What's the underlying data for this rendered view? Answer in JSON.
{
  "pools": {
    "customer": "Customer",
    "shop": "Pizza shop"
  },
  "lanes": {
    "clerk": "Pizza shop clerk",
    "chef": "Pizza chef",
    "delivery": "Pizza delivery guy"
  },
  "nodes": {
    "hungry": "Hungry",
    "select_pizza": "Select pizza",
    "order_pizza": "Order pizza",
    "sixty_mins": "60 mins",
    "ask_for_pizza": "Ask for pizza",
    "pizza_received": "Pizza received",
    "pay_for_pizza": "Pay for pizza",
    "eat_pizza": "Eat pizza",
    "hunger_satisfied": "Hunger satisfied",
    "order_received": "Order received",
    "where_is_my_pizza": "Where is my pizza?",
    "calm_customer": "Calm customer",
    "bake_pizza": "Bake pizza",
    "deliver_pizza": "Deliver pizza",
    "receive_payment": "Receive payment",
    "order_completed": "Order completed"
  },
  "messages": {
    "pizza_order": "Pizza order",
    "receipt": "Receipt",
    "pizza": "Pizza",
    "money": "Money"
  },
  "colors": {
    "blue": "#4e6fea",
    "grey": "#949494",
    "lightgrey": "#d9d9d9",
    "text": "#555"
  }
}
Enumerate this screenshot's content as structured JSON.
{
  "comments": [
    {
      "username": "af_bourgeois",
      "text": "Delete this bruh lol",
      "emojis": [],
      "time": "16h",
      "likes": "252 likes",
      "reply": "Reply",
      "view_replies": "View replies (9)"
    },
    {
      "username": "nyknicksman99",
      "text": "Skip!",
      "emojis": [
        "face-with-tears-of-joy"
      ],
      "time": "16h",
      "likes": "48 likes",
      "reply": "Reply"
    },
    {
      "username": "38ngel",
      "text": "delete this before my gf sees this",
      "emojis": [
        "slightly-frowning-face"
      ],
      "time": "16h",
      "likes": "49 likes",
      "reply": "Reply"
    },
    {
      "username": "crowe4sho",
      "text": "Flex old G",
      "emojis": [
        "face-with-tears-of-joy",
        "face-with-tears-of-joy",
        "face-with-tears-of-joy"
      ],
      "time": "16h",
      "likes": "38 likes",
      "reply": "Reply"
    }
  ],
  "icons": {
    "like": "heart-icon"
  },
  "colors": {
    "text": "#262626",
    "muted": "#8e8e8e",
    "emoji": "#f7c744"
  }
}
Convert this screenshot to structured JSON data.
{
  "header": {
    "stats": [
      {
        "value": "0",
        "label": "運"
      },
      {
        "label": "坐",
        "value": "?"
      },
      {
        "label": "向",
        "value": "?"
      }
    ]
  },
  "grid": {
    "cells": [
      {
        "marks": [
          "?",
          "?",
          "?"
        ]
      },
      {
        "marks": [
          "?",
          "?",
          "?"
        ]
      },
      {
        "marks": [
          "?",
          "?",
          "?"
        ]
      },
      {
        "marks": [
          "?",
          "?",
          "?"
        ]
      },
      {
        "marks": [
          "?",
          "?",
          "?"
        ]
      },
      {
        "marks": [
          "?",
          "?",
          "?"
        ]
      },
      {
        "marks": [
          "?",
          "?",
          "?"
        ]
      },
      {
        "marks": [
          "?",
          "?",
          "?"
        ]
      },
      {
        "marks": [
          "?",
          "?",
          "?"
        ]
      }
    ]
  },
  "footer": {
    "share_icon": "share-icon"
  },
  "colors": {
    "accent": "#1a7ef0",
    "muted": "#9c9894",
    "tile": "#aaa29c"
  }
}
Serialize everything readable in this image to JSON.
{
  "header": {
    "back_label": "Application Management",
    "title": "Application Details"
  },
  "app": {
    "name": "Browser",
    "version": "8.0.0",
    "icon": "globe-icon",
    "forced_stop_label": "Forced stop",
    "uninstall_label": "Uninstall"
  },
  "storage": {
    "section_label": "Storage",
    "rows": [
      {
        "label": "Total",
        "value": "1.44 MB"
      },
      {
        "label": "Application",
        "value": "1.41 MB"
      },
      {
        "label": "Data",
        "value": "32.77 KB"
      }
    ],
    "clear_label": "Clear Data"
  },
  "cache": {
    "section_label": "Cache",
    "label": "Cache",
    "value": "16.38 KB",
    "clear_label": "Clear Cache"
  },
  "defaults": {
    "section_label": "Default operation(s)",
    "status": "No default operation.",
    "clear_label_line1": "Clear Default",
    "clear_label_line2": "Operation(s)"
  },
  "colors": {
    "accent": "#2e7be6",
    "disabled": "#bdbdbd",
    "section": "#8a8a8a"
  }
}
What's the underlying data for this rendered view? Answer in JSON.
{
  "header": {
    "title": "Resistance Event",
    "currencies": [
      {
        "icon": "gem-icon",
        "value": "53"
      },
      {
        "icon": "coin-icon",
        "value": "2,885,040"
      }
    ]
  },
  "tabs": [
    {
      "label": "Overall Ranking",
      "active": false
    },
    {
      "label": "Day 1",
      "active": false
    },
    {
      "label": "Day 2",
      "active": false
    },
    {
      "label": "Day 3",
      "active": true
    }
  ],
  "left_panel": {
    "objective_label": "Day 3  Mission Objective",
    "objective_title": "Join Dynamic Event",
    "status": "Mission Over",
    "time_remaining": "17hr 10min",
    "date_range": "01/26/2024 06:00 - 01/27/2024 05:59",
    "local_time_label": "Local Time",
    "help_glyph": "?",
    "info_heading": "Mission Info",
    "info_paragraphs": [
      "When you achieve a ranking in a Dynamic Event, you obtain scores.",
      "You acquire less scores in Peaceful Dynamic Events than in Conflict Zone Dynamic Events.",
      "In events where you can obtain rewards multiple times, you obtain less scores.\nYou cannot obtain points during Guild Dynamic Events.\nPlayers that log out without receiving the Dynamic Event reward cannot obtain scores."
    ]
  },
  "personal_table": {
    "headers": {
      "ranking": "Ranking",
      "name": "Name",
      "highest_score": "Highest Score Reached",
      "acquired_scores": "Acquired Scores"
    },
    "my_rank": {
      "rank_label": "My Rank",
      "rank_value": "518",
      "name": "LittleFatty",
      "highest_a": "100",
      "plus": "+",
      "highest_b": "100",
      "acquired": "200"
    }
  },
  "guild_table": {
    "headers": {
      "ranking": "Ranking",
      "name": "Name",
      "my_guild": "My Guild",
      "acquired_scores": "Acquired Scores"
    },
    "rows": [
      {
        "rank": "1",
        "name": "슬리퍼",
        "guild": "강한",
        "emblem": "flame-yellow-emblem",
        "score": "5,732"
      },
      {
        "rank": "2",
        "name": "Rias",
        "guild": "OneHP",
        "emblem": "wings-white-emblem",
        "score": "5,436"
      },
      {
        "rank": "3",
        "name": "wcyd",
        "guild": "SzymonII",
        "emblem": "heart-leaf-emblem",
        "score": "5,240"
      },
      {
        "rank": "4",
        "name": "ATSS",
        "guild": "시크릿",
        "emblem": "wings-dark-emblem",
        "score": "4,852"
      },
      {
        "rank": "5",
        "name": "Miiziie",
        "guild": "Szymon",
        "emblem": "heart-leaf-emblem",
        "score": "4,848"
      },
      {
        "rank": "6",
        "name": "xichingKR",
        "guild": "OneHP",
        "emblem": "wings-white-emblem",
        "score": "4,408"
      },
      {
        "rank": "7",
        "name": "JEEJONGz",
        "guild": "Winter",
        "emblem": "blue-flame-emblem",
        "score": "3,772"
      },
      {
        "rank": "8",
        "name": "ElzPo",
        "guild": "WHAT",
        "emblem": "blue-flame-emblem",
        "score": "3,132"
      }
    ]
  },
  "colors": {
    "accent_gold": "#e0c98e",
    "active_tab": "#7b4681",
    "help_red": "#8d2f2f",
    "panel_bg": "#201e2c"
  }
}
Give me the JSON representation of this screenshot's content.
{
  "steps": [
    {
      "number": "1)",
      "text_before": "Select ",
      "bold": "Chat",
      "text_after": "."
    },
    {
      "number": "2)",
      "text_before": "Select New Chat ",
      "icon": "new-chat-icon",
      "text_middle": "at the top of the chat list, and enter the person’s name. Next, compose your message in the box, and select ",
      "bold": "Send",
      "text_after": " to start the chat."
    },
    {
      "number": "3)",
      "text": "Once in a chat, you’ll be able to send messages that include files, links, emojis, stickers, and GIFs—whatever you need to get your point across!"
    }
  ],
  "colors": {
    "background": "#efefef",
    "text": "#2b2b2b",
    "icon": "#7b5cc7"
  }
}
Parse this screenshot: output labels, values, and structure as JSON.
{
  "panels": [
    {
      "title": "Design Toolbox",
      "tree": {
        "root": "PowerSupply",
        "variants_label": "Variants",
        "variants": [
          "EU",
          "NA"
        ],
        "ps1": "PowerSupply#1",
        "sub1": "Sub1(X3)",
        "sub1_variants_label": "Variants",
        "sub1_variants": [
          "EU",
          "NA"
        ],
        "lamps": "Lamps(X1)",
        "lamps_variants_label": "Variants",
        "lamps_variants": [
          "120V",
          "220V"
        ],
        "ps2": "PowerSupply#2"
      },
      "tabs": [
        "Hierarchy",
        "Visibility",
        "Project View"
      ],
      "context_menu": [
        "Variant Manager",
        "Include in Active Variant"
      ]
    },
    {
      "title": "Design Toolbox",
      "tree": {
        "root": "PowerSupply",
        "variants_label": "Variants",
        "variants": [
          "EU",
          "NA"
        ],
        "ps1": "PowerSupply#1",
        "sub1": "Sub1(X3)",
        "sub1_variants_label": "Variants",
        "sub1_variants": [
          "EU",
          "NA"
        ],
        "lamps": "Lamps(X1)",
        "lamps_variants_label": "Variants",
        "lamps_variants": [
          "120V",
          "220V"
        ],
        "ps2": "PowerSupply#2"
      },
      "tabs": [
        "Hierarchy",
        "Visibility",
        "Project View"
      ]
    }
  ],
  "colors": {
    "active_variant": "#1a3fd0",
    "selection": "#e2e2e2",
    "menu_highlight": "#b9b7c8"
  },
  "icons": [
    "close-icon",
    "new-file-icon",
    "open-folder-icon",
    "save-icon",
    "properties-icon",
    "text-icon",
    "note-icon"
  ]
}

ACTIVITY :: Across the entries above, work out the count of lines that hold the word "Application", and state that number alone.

PROBLEM SOLUTION :: 3